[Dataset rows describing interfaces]

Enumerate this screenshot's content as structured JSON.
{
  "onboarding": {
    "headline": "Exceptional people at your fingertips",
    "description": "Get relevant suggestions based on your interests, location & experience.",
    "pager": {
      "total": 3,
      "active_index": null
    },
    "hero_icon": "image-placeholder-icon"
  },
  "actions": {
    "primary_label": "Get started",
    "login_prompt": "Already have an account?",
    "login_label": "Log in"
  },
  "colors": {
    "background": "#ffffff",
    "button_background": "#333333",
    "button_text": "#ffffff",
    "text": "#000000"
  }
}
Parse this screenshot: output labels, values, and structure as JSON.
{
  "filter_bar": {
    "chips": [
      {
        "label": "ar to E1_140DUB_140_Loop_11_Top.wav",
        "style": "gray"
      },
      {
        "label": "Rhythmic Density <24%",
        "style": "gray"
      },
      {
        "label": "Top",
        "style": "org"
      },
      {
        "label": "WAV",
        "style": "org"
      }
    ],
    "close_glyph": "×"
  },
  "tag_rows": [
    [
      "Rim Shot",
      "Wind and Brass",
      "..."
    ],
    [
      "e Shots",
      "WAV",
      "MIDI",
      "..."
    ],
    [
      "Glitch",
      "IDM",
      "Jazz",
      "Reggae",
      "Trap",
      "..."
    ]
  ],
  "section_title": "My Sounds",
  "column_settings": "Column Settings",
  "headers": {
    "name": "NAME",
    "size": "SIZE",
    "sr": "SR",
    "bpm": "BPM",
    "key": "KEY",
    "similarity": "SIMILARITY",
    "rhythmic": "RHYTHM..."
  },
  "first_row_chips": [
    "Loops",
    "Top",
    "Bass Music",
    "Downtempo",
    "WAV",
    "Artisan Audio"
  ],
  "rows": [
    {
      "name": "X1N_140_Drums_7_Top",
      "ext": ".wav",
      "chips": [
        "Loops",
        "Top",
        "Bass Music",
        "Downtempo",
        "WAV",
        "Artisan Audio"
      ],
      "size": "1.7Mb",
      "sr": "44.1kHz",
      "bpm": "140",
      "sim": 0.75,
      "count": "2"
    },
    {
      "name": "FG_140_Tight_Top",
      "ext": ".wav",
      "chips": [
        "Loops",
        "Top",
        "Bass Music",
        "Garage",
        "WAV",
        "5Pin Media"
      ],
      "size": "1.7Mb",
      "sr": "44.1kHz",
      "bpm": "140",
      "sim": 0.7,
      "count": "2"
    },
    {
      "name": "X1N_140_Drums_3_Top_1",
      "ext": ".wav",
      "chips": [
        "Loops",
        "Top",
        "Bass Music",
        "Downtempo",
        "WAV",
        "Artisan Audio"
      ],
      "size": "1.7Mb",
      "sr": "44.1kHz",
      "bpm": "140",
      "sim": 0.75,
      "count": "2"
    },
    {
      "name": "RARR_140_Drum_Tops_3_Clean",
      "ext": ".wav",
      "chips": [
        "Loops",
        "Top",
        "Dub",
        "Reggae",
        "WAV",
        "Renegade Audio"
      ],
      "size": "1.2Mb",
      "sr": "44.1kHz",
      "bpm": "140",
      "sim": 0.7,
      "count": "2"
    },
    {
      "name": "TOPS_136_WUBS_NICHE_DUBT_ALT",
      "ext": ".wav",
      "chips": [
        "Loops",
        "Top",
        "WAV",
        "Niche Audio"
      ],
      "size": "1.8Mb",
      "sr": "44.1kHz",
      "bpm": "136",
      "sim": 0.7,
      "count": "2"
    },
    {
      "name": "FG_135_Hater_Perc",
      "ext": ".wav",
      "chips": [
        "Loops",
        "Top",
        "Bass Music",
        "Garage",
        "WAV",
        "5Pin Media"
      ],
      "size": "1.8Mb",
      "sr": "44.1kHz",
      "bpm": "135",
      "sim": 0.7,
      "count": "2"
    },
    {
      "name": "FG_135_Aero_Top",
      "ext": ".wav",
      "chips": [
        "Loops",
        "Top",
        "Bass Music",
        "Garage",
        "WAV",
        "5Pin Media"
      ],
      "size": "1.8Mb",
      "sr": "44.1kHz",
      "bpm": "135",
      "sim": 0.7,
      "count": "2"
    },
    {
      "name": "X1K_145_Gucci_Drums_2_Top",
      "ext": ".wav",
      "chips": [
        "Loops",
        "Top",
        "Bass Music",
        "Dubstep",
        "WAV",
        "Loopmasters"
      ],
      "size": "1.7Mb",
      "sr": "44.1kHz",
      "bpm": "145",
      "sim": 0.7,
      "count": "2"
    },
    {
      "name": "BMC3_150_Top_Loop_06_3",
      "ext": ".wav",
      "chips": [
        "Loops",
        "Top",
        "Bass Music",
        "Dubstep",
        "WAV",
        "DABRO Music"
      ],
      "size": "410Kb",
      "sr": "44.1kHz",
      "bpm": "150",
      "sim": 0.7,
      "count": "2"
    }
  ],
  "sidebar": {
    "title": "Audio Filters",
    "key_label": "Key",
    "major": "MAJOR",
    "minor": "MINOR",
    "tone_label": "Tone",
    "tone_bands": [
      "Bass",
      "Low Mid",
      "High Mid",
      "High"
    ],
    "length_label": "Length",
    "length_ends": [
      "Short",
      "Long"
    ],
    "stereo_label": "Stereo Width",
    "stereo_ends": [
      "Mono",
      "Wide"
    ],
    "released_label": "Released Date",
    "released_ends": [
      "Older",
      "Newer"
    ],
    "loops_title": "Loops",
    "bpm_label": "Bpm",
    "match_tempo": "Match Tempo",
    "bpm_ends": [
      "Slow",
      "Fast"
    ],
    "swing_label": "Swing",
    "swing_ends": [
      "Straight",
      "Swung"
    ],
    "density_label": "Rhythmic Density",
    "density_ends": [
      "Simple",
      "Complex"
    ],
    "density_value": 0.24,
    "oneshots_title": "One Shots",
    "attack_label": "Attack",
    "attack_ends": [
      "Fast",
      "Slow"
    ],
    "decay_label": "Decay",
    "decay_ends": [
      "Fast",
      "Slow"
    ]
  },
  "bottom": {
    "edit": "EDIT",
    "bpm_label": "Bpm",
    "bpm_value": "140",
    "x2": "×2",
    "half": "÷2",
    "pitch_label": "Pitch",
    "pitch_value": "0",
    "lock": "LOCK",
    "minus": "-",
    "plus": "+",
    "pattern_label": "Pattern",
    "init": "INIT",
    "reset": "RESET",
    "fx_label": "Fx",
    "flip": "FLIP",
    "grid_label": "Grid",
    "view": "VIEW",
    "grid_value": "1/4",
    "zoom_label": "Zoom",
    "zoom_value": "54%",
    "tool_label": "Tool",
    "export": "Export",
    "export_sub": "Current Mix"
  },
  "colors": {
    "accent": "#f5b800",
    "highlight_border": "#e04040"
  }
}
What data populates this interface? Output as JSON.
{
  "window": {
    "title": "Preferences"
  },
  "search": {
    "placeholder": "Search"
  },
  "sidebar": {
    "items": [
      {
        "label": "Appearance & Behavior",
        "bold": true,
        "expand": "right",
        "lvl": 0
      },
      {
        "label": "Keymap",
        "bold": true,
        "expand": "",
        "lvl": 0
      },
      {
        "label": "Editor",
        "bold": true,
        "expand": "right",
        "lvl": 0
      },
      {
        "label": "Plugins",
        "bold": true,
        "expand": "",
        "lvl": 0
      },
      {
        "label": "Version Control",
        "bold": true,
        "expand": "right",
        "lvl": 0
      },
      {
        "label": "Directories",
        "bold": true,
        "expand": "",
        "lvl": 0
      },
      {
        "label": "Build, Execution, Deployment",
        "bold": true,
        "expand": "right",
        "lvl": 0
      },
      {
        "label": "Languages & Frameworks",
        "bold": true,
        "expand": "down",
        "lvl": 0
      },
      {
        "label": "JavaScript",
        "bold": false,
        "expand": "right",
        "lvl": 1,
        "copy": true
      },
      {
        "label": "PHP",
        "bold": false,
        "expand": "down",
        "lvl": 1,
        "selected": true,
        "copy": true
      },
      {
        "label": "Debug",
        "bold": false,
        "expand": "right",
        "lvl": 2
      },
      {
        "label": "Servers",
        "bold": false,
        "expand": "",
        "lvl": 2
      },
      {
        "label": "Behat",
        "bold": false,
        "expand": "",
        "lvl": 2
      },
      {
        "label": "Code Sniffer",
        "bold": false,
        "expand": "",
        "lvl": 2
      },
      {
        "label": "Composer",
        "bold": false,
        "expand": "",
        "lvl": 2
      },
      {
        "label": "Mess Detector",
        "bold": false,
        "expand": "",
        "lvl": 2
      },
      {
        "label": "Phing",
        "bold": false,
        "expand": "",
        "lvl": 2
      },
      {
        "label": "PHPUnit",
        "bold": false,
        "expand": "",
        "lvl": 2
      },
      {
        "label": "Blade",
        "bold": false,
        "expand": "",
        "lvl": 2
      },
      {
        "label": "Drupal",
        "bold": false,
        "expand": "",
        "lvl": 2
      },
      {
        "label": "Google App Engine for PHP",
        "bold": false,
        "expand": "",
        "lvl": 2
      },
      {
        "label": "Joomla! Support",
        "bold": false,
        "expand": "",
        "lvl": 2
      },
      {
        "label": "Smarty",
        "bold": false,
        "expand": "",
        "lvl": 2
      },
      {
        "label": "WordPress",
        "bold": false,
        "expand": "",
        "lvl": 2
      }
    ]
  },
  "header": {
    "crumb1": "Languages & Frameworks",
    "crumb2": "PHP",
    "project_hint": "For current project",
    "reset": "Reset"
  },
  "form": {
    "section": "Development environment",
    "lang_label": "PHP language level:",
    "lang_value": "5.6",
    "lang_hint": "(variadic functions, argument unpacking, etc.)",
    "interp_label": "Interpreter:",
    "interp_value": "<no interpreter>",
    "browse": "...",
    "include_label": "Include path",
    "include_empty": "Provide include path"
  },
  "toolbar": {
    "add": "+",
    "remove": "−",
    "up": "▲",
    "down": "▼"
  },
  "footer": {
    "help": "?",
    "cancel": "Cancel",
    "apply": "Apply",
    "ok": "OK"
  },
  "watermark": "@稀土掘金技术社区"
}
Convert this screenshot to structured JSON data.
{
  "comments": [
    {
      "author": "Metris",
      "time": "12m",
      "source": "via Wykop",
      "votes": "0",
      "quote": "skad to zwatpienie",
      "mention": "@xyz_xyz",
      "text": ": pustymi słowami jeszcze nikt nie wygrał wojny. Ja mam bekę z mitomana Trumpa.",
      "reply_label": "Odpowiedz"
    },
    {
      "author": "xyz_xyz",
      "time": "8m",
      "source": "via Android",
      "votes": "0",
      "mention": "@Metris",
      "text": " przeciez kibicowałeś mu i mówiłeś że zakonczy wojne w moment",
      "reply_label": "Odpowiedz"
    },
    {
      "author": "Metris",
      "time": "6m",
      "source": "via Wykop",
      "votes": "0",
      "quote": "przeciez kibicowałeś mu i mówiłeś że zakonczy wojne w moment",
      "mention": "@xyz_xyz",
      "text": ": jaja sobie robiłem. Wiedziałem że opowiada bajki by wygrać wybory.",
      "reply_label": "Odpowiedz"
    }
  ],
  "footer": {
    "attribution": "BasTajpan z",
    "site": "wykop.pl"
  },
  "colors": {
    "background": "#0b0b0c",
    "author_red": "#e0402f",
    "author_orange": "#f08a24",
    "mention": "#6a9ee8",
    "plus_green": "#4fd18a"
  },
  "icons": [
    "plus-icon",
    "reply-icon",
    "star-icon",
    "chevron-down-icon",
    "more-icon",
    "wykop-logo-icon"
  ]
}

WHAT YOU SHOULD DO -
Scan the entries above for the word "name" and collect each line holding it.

EXERCISE SOLUTION -
    "name": "NAME",
      "name": "X1N_140_Drums_7_Top",
      "name": "FG_140_Tight_Top",
      "name": "X1N_140_Drums_3_Top_1",
      "name": "RARR_140_Drum_Tops_3_Clean",
      "name": "TOPS_136_WUBS_NICHE_DUBT_ALT",
      "name": "FG_135_Hater_Perc",
      "name": "FG_135_Aero_Top",
      "name": "X1K_145_Gucci_Drums_2_Top",
      "name": "BMC3_150_Top_Loop_06_3",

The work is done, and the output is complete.